Bale leads Wales into World Cup qualifying action against Belarus on Sunday just days after England players Jude Bellingham and Raheem Sterling were racially abused and targeted with monkey chants in Hungary.
FIFA has opened disciplinary proceedings in relation to England’s World Cup qualifier in Budapest on Thursday, with Borussia Dortmund midfielder Bellingham calling for “proper punishments”.
It has been suggested that players could walk off the field in future if the authorities fail to combat racist behaviour and Bale said: “If things don’t get sorted that will happen.
“If we felt we weren’t getting protection and being treated the right way by the governing bodies, and the only way to get the best response was to walk off, I’d be fully for it.

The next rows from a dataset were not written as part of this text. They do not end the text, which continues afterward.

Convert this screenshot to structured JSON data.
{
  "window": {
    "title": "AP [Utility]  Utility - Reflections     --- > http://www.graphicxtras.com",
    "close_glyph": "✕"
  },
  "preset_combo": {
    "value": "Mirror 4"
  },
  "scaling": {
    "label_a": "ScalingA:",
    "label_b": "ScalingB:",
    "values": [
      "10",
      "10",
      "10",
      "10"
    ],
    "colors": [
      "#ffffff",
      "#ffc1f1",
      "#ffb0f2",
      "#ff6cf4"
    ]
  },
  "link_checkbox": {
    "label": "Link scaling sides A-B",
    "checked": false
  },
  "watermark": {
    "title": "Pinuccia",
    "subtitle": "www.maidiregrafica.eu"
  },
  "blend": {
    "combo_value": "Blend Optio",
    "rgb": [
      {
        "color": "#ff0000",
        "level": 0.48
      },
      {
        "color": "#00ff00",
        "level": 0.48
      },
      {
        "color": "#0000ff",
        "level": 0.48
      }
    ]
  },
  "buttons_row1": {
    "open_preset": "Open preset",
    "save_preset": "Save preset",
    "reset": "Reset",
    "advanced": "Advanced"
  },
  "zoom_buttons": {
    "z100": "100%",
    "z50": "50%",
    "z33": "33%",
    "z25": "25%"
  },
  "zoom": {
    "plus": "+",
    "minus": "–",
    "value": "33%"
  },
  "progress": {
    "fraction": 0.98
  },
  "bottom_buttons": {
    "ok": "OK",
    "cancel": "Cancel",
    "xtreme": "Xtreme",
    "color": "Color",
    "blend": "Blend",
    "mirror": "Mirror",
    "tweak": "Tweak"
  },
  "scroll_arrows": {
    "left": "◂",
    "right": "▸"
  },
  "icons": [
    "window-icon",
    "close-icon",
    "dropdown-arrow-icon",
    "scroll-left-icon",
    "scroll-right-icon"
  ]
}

“Football qualifiers are important but these matters come way and above football.
“We haven’t discussed it. But we’d have that discussion if it happened and we’d all agree on it as we’re a team that sticks together and if anyone is being targeted we’ll do the right thing.”
Wales have themselves encountered racism on their travels to Eastern Europe in the past, and Bale said repeat offenders should be banned from international competition.

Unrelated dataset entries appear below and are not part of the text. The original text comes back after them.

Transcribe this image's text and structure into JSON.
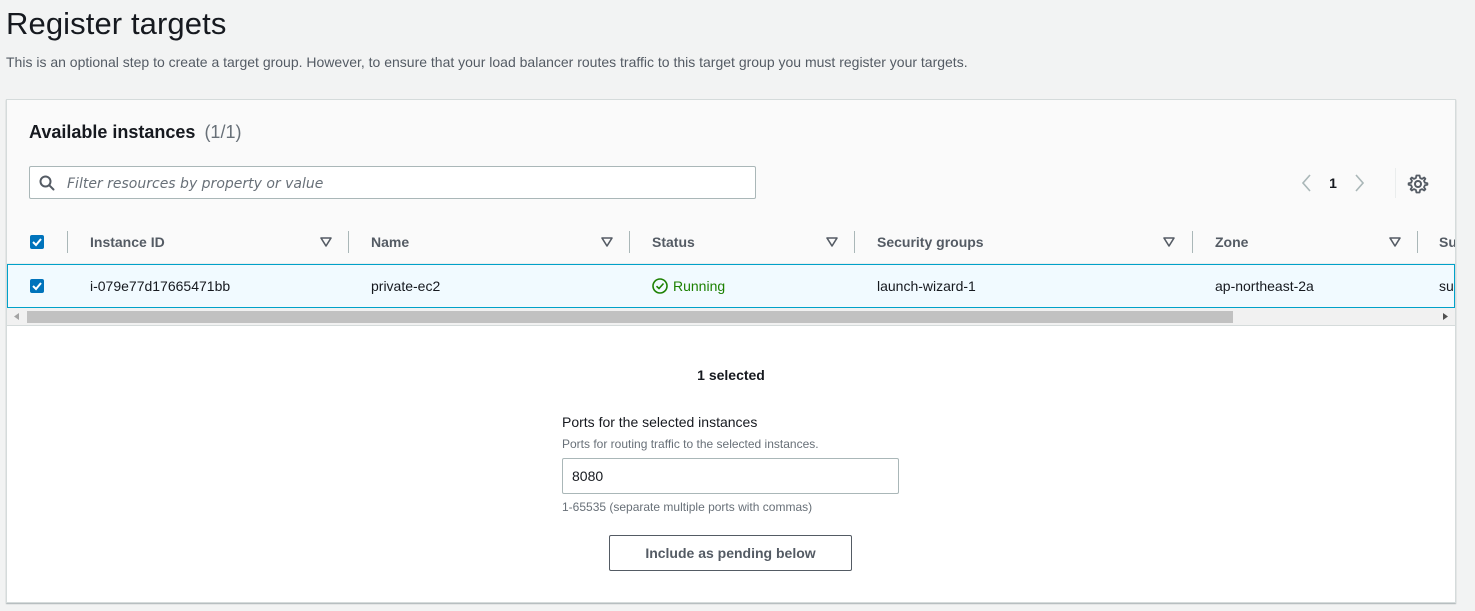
{
  "page": {
    "title": "Register targets",
    "description": "This is an optional step to create a target group. However, to ensure that your load balancer routes traffic to this target group you must register your targets."
  },
  "panel": {
    "title": "Available instances",
    "count": "(1/1)",
    "filter_placeholder": "Filter resources by property or value",
    "filter_value": "",
    "pager": {
      "current_page": "1"
    }
  },
  "table": {
    "header_checkbox_checked": true,
    "columns": [
      {
        "label": "Instance ID"
      },
      {
        "label": "Name"
      },
      {
        "label": "Status"
      },
      {
        "label": "Security groups"
      },
      {
        "label": "Zone"
      },
      {
        "label": "Su"
      }
    ],
    "rows": [
      {
        "selected": true,
        "instance_id": "i-079e77d17665471bb",
        "name": "private-ec2",
        "status": "Running",
        "security_groups": "launch-wizard-1",
        "zone": "ap-northeast-2a",
        "subnet_partial": "su"
      }
    ]
  },
  "selection": {
    "summary": "1 selected",
    "ports_label": "Ports for the selected instances",
    "ports_description": "Ports for routing traffic to the selected instances.",
    "ports_value": "8080",
    "ports_hint": "1-65535 (separate multiple ports with commas)",
    "include_button": "Include as pending below"
  },
  "colors": {
    "accent": "#0073bb",
    "status_running": "#1d8102",
    "row_selected_bg": "#f1faff",
    "row_selected_border": "#00a1c9"
  },
  "icons": {
    "search": "search-icon",
    "prev": "chevron-left-icon",
    "next": "chevron-right-icon",
    "settings": "gear-icon",
    "sort": "caret-down-icon",
    "status": "check-circle-icon"
  }
}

He said: “I don’t know the severity of what to do but the easiest thing is… whether you ban the fans from the stadium or if they keep repeatedly doing it, which seems to be what is happening, then you ban the country from the competition.
“If that country keeps making these horrible gestures, then maybe the best thing to do is to get rid of them, give them a suspension and hopefully they will learn their lesson that way.
“It’s frustrating. I don’t know why they launch these investigations that take so long when it is clear to see. Action should be taken to stop it.”
Bale is back at Real Madrid and playing games after spending last season on loan at Tottenham.
The 32-year-old says he is in a “better environment” with Carlo Ancelotti, who was the manager when he signed for Real in 2013, succeeding Zinedine Zidane at the Bernabeu.
“It is always good to be in a good environment,” Bale said.
“I think the biggest reason why I went to Tottenham was because I knew it would be a better environment for me, a break that maybe I needed at the time.
“I had a great time at Tottenham. It definitely helped me mentally to be back in a happier place. I think that showed again coming back with Wales in the Euros.
“I have brought that into Real Madrid this season, where obviously there is a better environment for myself anyway.
“Just being in a happier place … I think every player will tell you if they’re in a happier place mentally, then physically they are going to feel better and perform better.”
Wales resume their World Cup qualifying campaign in Russia as Robert Page’s squad were unable to enter Belarus by air due to sanctions against the Minsk government.
UEFA’s choice of venue has proved controversial with players needing to hand over personal information to secure visas for entry into Russia.
Bale, who will win his 98th Wales cap against Belarus, said: “It’s not ideal, but we had to do it. Russia wasn’t the best neutral venue.
“I’m surprised the neutral venue wasn’t Wembley, to be honest. Everything else seems to be there! But it’s done now and we have to just get on with it.
“Everyone would be lying to you if they said they didn’t want to play in a World Cup for their country.
“We are in the midst of a World Cup qualifying campaign now and we are all fully prepared mentally and physically to try and do that.”